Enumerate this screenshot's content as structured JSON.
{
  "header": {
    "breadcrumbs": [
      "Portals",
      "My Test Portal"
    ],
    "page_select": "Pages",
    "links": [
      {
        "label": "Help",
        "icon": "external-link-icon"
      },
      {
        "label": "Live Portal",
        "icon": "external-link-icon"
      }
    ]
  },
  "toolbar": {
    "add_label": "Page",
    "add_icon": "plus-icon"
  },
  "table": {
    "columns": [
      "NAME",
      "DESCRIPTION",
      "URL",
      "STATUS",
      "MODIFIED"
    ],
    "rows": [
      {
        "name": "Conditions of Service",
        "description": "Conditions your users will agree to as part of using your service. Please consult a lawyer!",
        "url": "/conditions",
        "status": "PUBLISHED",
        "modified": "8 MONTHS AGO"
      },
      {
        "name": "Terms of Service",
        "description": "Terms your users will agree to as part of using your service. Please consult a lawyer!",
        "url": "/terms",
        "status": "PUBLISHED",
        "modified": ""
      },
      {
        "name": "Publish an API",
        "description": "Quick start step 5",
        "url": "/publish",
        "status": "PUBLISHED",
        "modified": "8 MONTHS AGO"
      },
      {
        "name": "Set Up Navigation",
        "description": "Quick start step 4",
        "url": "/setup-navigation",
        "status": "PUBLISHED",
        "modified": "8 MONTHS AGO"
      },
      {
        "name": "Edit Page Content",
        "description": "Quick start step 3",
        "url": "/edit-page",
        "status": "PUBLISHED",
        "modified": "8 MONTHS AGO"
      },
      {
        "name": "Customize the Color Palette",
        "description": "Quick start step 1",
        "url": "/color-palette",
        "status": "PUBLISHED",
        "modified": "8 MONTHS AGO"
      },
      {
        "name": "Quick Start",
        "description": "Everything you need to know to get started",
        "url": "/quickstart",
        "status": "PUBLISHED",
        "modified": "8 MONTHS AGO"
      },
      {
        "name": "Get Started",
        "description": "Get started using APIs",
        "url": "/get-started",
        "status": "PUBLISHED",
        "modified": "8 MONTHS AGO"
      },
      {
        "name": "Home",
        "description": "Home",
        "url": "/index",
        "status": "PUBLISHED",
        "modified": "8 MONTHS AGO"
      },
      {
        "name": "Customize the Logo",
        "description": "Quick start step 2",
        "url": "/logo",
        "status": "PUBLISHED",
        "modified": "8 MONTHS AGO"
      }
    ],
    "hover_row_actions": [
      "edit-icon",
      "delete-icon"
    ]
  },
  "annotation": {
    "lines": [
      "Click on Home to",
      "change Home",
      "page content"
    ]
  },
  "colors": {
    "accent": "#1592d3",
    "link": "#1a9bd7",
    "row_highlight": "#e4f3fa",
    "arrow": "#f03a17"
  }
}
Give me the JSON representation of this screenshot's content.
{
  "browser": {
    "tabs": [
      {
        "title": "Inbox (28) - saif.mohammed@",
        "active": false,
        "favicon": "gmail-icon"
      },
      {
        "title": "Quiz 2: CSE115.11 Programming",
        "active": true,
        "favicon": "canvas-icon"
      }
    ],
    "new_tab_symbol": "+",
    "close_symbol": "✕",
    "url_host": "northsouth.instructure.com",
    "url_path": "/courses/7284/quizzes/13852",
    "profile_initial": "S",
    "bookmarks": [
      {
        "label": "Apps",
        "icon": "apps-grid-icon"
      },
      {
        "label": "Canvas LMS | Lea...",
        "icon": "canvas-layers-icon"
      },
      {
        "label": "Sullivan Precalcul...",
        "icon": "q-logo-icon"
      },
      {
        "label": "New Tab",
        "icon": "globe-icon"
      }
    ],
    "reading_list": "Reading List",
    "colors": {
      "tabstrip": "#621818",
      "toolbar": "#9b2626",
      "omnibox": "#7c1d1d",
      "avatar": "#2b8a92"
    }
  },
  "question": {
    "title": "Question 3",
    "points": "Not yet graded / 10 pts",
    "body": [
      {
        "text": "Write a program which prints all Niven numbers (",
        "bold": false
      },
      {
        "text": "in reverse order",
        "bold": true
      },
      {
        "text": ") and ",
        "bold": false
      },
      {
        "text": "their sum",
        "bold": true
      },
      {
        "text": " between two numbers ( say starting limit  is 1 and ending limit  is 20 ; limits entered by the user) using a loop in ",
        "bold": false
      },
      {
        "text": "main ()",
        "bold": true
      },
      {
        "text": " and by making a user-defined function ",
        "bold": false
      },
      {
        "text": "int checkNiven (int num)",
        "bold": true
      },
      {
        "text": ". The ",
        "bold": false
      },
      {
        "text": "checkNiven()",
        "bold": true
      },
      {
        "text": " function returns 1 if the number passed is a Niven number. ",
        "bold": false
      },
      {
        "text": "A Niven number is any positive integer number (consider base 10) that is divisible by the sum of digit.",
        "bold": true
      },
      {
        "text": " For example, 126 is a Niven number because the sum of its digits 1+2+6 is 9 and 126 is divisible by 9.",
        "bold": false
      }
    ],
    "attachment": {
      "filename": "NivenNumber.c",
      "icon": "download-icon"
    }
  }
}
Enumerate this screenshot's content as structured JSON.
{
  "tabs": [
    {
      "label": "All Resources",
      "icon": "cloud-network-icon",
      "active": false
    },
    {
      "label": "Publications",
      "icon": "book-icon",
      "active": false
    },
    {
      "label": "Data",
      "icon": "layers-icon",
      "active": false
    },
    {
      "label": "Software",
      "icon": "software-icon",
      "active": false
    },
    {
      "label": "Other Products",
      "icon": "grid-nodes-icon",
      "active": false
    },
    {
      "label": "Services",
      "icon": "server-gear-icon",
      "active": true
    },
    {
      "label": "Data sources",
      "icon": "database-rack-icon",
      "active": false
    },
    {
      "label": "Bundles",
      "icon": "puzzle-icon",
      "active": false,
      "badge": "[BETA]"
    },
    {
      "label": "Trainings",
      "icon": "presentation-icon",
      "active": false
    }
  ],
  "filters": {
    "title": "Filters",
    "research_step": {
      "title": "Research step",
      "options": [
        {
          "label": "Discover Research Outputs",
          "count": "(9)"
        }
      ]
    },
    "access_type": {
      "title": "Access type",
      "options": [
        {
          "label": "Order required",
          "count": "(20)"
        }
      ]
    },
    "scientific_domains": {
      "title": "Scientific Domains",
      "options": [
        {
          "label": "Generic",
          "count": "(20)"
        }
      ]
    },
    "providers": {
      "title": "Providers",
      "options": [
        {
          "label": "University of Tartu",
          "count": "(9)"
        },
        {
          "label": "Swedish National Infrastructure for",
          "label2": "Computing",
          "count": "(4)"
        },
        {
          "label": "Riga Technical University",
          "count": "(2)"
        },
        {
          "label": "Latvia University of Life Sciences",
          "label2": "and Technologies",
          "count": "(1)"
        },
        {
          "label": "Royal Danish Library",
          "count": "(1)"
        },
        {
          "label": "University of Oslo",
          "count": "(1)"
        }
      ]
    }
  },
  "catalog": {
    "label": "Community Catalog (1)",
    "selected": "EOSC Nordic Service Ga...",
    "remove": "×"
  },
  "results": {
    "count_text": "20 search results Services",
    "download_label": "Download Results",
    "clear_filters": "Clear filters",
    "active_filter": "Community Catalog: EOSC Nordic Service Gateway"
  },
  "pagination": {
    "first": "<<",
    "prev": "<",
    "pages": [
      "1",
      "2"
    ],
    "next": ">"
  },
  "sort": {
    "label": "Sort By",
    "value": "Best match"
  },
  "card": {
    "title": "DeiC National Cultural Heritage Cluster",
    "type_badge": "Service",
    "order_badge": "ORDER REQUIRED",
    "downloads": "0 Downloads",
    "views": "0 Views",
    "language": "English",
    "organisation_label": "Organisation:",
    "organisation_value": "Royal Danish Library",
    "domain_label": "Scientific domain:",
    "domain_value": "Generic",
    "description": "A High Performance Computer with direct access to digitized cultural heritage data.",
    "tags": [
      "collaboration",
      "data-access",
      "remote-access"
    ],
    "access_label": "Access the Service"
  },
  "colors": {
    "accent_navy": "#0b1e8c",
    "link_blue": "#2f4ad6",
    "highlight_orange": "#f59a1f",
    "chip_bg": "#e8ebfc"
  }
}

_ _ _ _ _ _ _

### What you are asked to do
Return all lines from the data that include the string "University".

### Exercise solution
          "label": "University of Tartu",
          "label": "Riga Technical University",
          "label": "Latvia University of Life Sciences",
          "label": "University of Oslo",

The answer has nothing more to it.